[Start of Attachment]

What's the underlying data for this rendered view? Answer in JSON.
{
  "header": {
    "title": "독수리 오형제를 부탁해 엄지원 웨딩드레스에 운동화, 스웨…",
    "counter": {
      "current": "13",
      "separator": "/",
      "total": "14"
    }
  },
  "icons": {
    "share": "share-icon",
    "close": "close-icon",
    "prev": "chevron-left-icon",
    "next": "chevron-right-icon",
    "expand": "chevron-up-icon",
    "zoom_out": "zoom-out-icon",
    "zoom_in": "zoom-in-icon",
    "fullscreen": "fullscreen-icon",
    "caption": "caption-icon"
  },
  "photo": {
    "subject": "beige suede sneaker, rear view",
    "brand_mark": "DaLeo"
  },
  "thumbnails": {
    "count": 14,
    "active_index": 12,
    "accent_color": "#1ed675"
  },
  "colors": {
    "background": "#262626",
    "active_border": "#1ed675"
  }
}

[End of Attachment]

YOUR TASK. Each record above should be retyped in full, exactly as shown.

ANSWER TO THIS PROBLEM.
What's the underlying data for this rendered view? Answer in JSON.
{
  "header": {
    "title": "독수리 오형제를 부탁해 엄지원 웨딩드레스에 운동화, 스웨…",
    "counter": {
      "current": "13",
      "separator": "/",
      "total": "14"
    }
  },
  "icons": {
    "share": "share-icon",
    "close": "close-icon",
    "prev": "chevron-left-icon",
    "next": "chevron-right-icon",
    "expand": "chevron-up-icon",
    "zoom_out": "zoom-out-icon",
    "zoom_in": "zoom-in-icon",
    "fullscreen": "fullscreen-icon",
    "caption": "caption-icon"
  },
  "photo": {
    "subject": "beige suede sneaker, rear view",
    "brand_mark": "DaLeo"
  },
  "thumbnails": {
    "count": 14,
    "active_index": 12,
    "accent_color": "#1ed675"
  },
  "colors": {
    "background": "#262626",
    "active_border": "#1ed675"
  }
}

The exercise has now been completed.